--- Goal of the exercise ---
Give back every record below precisely as written.

--- Extracted data ---
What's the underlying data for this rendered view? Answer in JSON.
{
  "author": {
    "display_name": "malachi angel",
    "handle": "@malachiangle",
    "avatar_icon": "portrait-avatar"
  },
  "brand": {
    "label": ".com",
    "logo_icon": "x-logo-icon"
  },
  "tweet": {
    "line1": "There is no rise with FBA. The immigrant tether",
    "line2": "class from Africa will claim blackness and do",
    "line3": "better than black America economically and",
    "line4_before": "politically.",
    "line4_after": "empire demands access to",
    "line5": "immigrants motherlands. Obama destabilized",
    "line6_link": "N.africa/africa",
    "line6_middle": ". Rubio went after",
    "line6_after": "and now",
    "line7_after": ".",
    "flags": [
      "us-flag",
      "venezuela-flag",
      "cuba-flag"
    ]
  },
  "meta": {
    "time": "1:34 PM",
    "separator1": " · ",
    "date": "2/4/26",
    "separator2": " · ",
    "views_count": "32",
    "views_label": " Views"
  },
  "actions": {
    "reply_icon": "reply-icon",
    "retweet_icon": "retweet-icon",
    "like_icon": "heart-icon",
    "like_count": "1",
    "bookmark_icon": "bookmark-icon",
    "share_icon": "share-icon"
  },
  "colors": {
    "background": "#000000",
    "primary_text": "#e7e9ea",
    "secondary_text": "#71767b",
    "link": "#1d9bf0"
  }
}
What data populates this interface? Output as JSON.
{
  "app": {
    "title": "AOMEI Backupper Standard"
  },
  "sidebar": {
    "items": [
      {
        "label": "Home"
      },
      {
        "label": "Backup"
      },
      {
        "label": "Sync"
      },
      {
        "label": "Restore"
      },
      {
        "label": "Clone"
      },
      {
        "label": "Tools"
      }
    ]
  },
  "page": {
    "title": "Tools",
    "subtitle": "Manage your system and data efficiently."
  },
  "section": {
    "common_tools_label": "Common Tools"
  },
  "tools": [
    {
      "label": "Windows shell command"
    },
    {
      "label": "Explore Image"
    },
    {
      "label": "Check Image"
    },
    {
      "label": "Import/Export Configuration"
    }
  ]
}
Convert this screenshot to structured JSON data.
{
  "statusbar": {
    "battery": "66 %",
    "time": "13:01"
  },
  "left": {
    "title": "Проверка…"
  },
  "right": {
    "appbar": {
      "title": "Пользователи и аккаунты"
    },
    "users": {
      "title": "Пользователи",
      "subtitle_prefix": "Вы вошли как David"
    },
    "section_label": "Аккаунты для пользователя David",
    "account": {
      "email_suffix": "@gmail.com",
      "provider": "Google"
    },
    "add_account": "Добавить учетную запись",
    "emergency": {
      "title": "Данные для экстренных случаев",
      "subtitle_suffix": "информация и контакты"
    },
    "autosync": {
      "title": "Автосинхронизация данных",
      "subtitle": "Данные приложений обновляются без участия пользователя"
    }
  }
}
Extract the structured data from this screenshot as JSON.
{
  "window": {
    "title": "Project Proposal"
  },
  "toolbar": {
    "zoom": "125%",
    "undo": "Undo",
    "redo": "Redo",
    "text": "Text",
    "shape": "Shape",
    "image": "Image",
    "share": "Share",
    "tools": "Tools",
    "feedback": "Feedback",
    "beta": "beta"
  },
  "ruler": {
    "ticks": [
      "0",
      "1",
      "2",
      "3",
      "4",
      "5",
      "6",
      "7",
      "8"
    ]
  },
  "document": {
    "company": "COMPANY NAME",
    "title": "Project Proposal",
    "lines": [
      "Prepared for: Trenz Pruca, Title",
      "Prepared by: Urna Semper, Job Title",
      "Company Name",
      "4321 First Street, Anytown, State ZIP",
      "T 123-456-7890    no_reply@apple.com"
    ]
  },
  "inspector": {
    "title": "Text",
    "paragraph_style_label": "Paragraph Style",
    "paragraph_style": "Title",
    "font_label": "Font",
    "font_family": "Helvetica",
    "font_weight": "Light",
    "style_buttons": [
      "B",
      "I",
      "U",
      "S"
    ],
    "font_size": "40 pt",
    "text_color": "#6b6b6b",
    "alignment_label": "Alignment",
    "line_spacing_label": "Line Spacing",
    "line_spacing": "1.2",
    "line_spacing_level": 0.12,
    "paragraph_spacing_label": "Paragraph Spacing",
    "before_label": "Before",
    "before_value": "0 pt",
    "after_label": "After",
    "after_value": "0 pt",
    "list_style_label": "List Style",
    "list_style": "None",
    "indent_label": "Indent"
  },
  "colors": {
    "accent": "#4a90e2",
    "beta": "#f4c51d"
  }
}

--- Exercise answer ---
What's the underlying data for this rendered view? Answer in JSON.
{
  "author": {
    "display_name": "malachi angel",
    "handle": "@malachiangle",
    "avatar_icon": "portrait-avatar"
  },
  "brand": {
    "label": ".com",
    "logo_icon": "x-logo-icon"
  },
  "tweet": {
    "line1": "There is no rise with FBA. The immigrant tether",
    "line2": "class from Africa will claim blackness and do",
    "line3": "better than black America economically and",
    "line4_before": "politically.",
    "line4_after": "empire demands access to",
    "line5": "immigrants motherlands. Obama destabilized",
    "line6_link": "N.africa/africa",
    "line6_middle": ". Rubio went after",
    "line6_after": "and now",
    "line7_after": ".",
    "flags": [
      "us-flag",
      "venezuela-flag",
      "cuba-flag"
    ]
  },
  "meta": {
    "time": "1:34 PM",
    "separator1": " · ",
    "date": "2/4/26",
    "separator2": " · ",
    "views_count": "32",
    "views_label": " Views"
  },
  "actions": {
    "reply_icon": "reply-icon",
    "retweet_icon": "retweet-icon",
    "like_icon": "heart-icon",
    "like_count": "1",
    "bookmark_icon": "bookmark-icon",
    "share_icon": "share-icon"
  },
  "colors": {
    "background": "#000000",
    "primary_text": "#e7e9ea",
    "secondary_text": "#71767b",
    "link": "#1d9bf0"
  }
}
What data populates this interface? Output as JSON.
{
  "app": {
    "title": "AOMEI Backupper Standard"
  },
  "sidebar": {
    "items": [
      {
        "label": "Home"
      },
      {
        "label": "Backup"
      },
      {
        "label": "Sync"
      },
      {
        "label": "Restore"
      },
      {
        "label": "Clone"
      },
      {
        "label": "Tools"
      }
    ]
  },
  "page": {
    "title": "Tools",
    "subtitle": "Manage your system and data efficiently."
  },
  "section": {
    "common_tools_label": "Common Tools"
  },
  "tools": [
    {
      "label": "Windows shell command"
    },
    {
      "label": "Explore Image"
    },
    {
      "label": "Check Image"
    },
    {
      "label": "Import/Export Configuration"
    }
  ]
}
Convert this screenshot to structured JSON data.
{
  "statusbar": {
    "battery": "66 %",
    "time": "13:01"
  },
  "left": {
    "title": "Проверка…"
  },
  "right": {
    "appbar": {
      "title": "Пользователи и аккаунты"
    },
    "users": {
      "title": "Пользователи",
      "subtitle_prefix": "Вы вошли как David"
    },
    "section_label": "Аккаунты для пользователя David",
    "account": {
      "email_suffix": "@gmail.com",
      "provider": "Google"
    },
    "add_account": "Добавить учетную запись",
    "emergency": {
      "title": "Данные для экстренных случаев",
      "subtitle_suffix": "информация и контакты"
    },
    "autosync": {
      "title": "Автосинхронизация данных",
      "subtitle": "Данные приложений обновляются без участия пользователя"
    }
  }
}
Extract the structured data from this screenshot as JSON.
{
  "window": {
    "title": "Project Proposal"
  },
  "toolbar": {
    "zoom": "125%",
    "undo": "Undo",
    "redo": "Redo",
    "text": "Text",
    "shape": "Shape",
    "image": "Image",
    "share": "Share",
    "tools": "Tools",
    "feedback": "Feedback",
    "beta": "beta"
  },
  "ruler": {
    "ticks": [
      "0",
      "1",
      "2",
      "3",
      "4",
      "5",
      "6",
      "7",
      "8"
    ]
  },
  "document": {
    "company": "COMPANY NAME",
    "title": "Project Proposal",
    "lines": [
      "Prepared for: Trenz Pruca, Title",
      "Prepared by: Urna Semper, Job Title",
      "Company Name",
      "4321 First Street, Anytown, State ZIP",
      "T 123-456-7890    no_reply@apple.com"
    ]
  },
  "inspector": {
    "title": "Text",
    "paragraph_style_label": "Paragraph Style",
    "paragraph_style": "Title",
    "font_label": "Font",
    "font_family": "Helvetica",
    "font_weight": "Light",
    "style_buttons": [
      "B",
      "I",
      "U",
      "S"
    ],
    "font_size": "40 pt",
    "text_color": "#6b6b6b",
    "alignment_label": "Alignment",
    "line_spacing_label": "Line Spacing",
    "line_spacing": "1.2",
    "line_spacing_level": 0.12,
    "paragraph_spacing_label": "Paragraph Spacing",
    "before_label": "Before",
    "before_value": "0 pt",
    "after_label": "After",
    "after_value": "0 pt",
    "list_style_label": "List Style",
    "list_style": "None",
    "indent_label": "Indent"
  },
  "colors": {
    "accent": "#4a90e2",
    "beta": "#f4c51d"
  }
}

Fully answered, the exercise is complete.